Exercise prompt :: What is needed is a word-for-word restatement of all the entries.

Materials provided ::
=-=-=-=-=

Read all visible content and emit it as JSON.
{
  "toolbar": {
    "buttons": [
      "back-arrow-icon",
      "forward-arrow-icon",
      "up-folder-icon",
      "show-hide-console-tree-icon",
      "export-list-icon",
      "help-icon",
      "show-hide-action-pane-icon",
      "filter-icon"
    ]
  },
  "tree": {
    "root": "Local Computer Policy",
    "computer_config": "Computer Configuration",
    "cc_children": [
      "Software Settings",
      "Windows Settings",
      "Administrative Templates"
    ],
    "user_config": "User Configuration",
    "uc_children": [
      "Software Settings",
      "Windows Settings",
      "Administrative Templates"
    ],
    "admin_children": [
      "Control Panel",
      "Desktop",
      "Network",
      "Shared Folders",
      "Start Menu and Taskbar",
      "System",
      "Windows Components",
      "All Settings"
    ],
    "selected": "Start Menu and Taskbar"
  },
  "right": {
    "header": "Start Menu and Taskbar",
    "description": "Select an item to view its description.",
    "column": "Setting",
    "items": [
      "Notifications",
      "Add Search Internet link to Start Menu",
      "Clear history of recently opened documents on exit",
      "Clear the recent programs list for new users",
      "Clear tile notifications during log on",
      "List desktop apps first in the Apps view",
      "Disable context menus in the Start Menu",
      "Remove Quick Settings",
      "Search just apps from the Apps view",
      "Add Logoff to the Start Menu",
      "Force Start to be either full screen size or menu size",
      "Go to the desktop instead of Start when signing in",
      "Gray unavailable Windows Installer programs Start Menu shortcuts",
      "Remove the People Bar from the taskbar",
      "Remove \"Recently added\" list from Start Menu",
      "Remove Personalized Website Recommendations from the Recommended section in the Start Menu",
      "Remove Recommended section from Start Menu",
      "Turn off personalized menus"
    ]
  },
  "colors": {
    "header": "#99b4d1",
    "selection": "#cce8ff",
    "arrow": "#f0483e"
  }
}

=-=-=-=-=

Response area ::
Read all visible content and emit it as JSON.
{
  "toolbar": {
    "buttons": [
      "back-arrow-icon",
      "forward-arrow-icon",
      "up-folder-icon",
      "show-hide-console-tree-icon",
      "export-list-icon",
      "help-icon",
      "show-hide-action-pane-icon",
      "filter-icon"
    ]
  },
  "tree": {
    "root": "Local Computer Policy",
    "computer_config": "Computer Configuration",
    "cc_children": [
      "Software Settings",
      "Windows Settings",
      "Administrative Templates"
    ],
    "user_config": "User Configuration",
    "uc_children": [
      "Software Settings",
      "Windows Settings",
      "Administrative Templates"
    ],
    "admin_children": [
      "Control Panel",
      "Desktop",
      "Network",
      "Shared Folders",
      "Start Menu and Taskbar",
      "System",
      "Windows Components",
      "All Settings"
    ],
    "selected": "Start Menu and Taskbar"
  },
  "right": {
    "header": "Start Menu and Taskbar",
    "description": "Select an item to view its description.",
    "column": "Setting",
    "items": [
      "Notifications",
      "Add Search Internet link to Start Menu",
      "Clear history of recently opened documents on exit",
      "Clear the recent programs list for new users",
      "Clear tile notifications during log on",
      "List desktop apps first in the Apps view",
      "Disable context menus in the Start Menu",
      "Remove Quick Settings",
      "Search just apps from the Apps view",
      "Add Logoff to the Start Menu",
      "Force Start to be either full screen size or menu size",
      "Go to the desktop instead of Start when signing in",
      "Gray unavailable Windows Installer programs Start Menu shortcuts",
      "Remove the People Bar from the taskbar",
      "Remove \"Recently added\" list from Start Menu",
      "Remove Personalized Website Recommendations from the Recommended section in the Start Menu",
      "Remove Recommended section from Start Menu",
      "Turn off personalized menus"
    ]
  },
  "colors": {
    "header": "#99b4d1",
    "selection": "#cce8ff",
    "arrow": "#f0483e"
  }
}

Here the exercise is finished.